If, like us, you grew up watching too many dodgy sci-fi space operas for your own good and dreaming of being an astronaut, then tickets for a trip on a civilian spacecraft would probably top your fantasy Christmas list.
Nobody is that generous, so if you want to boldly go where no-one has gone before, you'll have to take matters into your own hands. All you'll need is £20m in the bank, a stack of PhDs and fluent Russian. Even with those ticked off, you'd have to travel on board a Russian-built Soyuz space rocket, which is based on 1960s technology and looks as if it belongs in a Bond villain's underground lair.
One man who refuses to let the dream die is film-maker and boffin Professor Christopher Riley. He's just released First Orbit, a film that recreates cosmonaut Yuri Gagarin's first space flight 50 years ago.
"Human space flight is something that partly defines us as human beings," he says. "When we cease to explore, we cease to be human a little bit. On-earth and now off-earth exploration has defined us throughout our (recent) history."
In 2011 it seems that the options for would-be spacemen are more limited than ever. NASA's space shuttle touched down for the last time on 21 July this year after 30 years of service.
NASA's dream of an affordable, reusable spacecraft fell back to earth amid controversy over its $200bn budget and the Columbia and Challenger disasters, which killed 14 astronauts.
In this report we ask what happened to the space race and why the Americans ditched the space shuttle. We talk to one man who paid the money and bought the ticket, space tourist and Microsoft Office creator Charles Simonyi. And we look at the companies who want to send you into orbit sooner than you think, including Richard Branson's Virgin Galactic.

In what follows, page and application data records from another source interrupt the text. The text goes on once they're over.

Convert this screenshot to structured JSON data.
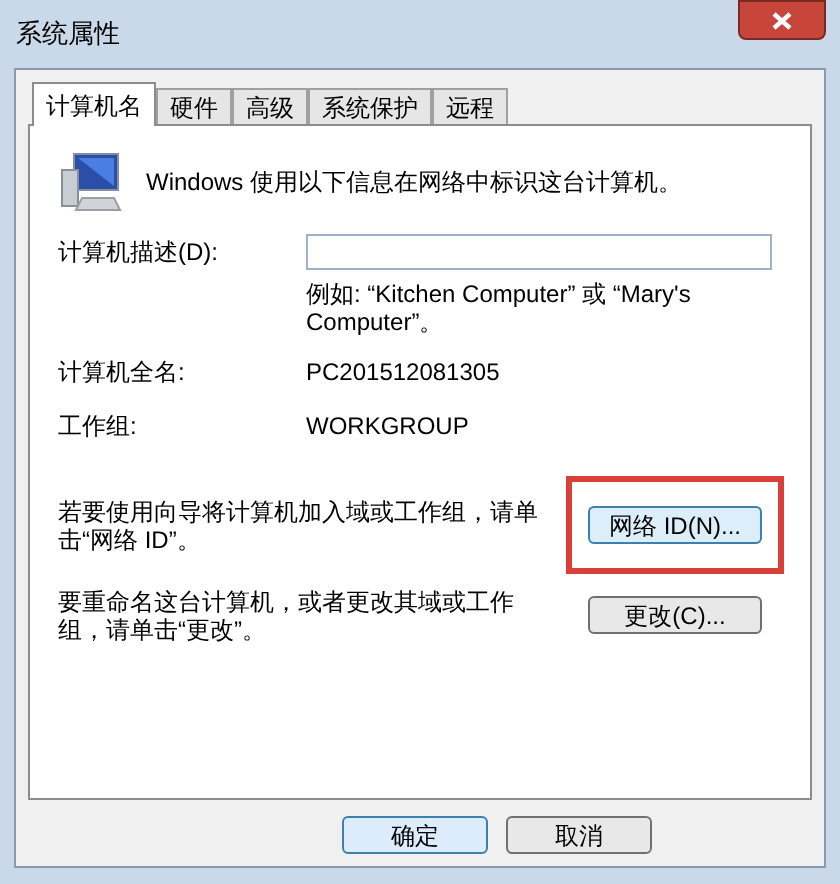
{
  "window": {
    "title": "系统属性"
  },
  "tabs": [
    {
      "label": "计算机名",
      "selected": true
    },
    {
      "label": "硬件",
      "selected": false
    },
    {
      "label": "高级",
      "selected": false
    },
    {
      "label": "系统保护",
      "selected": false
    },
    {
      "label": "远程",
      "selected": false
    }
  ],
  "intro": "Windows 使用以下信息在网络中标识这台计算机。",
  "description": {
    "label": "计算机描述(D):",
    "hint": "例如: “Kitchen Computer” 或 “Mary's Computer”。"
  },
  "info": [
    {
      "label": "计算机全名:",
      "value": "PC201512081305"
    },
    {
      "label": "工作组:",
      "value": "WORKGROUP"
    }
  ],
  "actions": [
    {
      "text": "若要使用向导将计算机加入域或工作组，请单击“网络 ID”。",
      "button": "网络 ID(N)...",
      "highlighted": true
    },
    {
      "text": "要重命名这台计算机，或者更改其域或工作组，请单击“更改”。",
      "button": "更改(C)...",
      "highlighted": false
    }
  ],
  "buttons": [
    {
      "label": "确定",
      "default": true
    },
    {
      "label": "取消",
      "default": false
    }
  ]
}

Would you let the man behind Virgin Trains fly you into space? Let us know in the comments section below or on our Facebook page.